On the flip side, remote workers can burn out because they work too much. This can happen when the lines between professional and personal time blur. Ask workers to set clear timeframes during which they will be available on remote tools like Slack and Asana. Outside of those hours, they should set their status as "Away" or "Do Not Disturb."
As the manager, you should respect those statuses. You can also do your part by being aware of how much work you are assigning others. If an employee starts to miss deadlines or otherwise "slip" on the job, they may be overworked. Hard work is good but burnout is not!
The best way to assess a manager is to ask their employees! In performance reviews, request constructive feedback on concrete points like what you could improve on and which processes could be better streamlined. Remote workplaces might consider using online survey tools to gather feedback. Bonus: These can be anonymized, giving you more honest answers!
One-on-one meetings give employees the chance to check in with their manager. This creates a safe space away from other workers to voice concerns privately. Schedule regular one-on-ones (at least once a month but ideally more often) with each team member. Make this a video chat for a more intimate conversation.
Finally, remote managers can support their team's success by ensuring all members have the tools and technology they need. Do remote workers have the hardware they need, like a good computer and monitor? Do they have fast internet? Do they have a comfortable workstation? Consider technologies to boost communication, productivity, and collaboration, like:
As an effective manager, you want your team to thrive. Their success is your success; if they're performing well, it means you're doing a good job. The right tools help you all work together by enhancing communication and productivity.
One must-have for your remote team? OSlash. This agile tool makes it easy for team members to share informative links quickly and accurately. You can better organize and manage work-relevant links and find them using a cross-app search function. Never have your client waiting on you while you search for that hidden invoice document. With OSlash, type o/invoice into your browser and — BAM! — you’ve got exactly what you need to assist your client.
No more time wasted scouring old chats, emails, and bookmark folders for old links. Turbocharge your team performance today by leveraging OSlash.

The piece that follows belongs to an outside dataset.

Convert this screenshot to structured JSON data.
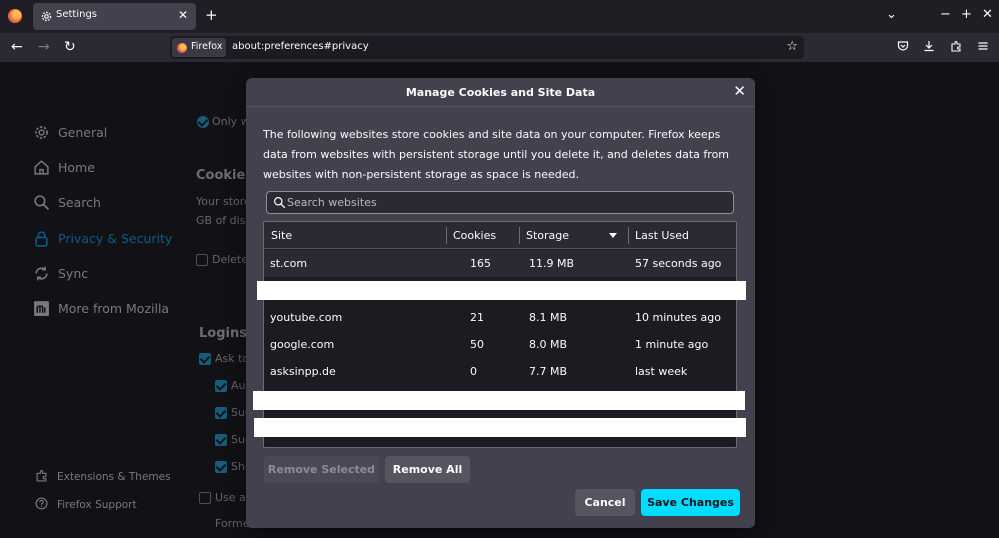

Join us in a critical examination of AI cyber security. This blog outlines what AI is about in cyber security, its multi-dimensional benefits, and real-life implementation situations.
AI can be used for product development in multiple ways, such as automating tasks and testing prototypes. Learn more about AI in this space with use cases and examples.
After an exhilarating three-year journey building OSlash, we have made the difficult decision to wind the business down. But you can continue using your OSlash shortcuts. Here's how. Here's how you can continue using OSlash shortcuts